*Excerpts from an interface dataset*.
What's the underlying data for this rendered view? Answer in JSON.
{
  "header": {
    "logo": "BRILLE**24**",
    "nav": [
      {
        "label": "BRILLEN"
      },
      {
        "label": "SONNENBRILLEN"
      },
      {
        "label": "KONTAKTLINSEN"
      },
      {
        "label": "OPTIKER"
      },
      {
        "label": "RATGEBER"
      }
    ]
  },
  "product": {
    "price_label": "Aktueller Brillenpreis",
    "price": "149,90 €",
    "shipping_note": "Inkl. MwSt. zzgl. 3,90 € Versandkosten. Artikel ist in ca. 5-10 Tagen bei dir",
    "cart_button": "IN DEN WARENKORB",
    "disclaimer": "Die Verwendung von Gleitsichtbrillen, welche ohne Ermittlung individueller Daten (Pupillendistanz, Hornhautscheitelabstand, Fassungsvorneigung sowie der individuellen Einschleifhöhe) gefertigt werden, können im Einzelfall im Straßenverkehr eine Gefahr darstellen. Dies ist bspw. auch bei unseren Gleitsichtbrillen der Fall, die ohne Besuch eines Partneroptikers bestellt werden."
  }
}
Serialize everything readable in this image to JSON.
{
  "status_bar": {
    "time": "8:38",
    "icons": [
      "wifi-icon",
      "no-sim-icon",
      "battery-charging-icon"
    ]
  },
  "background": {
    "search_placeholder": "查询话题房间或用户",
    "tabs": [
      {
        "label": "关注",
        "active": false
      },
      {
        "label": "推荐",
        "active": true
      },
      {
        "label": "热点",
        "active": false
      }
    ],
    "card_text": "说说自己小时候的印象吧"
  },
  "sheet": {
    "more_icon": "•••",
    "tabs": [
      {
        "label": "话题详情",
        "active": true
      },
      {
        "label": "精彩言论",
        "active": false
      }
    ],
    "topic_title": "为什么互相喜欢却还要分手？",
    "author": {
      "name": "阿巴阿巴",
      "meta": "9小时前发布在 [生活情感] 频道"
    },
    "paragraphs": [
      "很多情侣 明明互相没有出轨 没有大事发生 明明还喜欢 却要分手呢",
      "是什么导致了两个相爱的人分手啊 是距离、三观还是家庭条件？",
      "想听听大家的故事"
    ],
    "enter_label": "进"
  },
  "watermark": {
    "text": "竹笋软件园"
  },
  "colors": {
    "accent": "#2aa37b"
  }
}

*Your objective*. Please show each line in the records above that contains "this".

*Final answer*.
What's the underlying data for this rendered view? Answer in JSON.
Serialize everything readable in this image to JSON.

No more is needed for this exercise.